** Opening Records for this task block **

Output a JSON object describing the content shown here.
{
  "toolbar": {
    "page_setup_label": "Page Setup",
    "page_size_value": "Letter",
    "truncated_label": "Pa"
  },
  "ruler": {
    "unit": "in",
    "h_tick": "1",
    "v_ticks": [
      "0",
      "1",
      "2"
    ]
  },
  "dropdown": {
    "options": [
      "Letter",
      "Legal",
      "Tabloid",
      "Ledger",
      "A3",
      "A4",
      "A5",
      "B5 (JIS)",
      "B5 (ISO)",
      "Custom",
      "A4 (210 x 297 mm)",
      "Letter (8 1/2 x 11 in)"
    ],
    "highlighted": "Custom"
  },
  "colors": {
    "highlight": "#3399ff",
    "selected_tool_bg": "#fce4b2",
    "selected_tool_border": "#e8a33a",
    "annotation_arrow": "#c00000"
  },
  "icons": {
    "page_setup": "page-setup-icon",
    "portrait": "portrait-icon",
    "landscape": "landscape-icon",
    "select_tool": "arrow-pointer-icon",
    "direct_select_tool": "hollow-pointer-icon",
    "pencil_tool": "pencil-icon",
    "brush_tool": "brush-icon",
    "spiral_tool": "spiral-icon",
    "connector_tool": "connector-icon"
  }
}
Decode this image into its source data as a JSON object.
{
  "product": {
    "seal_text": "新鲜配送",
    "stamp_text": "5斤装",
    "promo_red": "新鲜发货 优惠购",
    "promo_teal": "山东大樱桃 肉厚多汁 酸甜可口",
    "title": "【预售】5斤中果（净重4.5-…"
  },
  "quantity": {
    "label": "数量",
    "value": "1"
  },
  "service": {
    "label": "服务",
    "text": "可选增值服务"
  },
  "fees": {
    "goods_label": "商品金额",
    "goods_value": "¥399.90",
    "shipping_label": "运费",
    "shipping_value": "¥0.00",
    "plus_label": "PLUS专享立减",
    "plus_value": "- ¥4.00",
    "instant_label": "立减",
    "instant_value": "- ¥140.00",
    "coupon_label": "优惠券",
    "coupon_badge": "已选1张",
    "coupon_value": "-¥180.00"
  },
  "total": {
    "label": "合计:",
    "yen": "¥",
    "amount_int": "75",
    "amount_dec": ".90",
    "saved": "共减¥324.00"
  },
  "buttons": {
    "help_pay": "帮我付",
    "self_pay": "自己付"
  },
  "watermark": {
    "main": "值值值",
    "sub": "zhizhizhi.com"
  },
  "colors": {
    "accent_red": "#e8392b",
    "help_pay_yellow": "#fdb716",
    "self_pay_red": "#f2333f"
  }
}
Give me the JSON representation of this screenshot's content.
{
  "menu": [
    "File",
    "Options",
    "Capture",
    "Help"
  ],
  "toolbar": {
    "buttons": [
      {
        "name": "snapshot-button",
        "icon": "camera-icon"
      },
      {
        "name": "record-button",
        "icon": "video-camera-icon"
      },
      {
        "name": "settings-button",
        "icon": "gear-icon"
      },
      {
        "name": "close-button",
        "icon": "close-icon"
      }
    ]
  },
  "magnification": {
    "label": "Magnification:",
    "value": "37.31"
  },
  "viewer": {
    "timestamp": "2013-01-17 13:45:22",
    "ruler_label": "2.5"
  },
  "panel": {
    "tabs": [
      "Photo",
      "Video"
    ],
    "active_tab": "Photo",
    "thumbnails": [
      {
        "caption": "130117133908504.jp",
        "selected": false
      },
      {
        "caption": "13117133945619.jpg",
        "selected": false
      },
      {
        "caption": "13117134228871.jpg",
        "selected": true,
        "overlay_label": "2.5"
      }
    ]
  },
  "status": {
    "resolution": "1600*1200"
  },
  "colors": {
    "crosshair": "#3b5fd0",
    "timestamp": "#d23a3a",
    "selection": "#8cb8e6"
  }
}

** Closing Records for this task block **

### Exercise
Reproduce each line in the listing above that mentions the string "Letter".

### Exercise result
    "page_size_value": "Letter",
      "Letter",
      "Letter (8 1/2 x 11 in)"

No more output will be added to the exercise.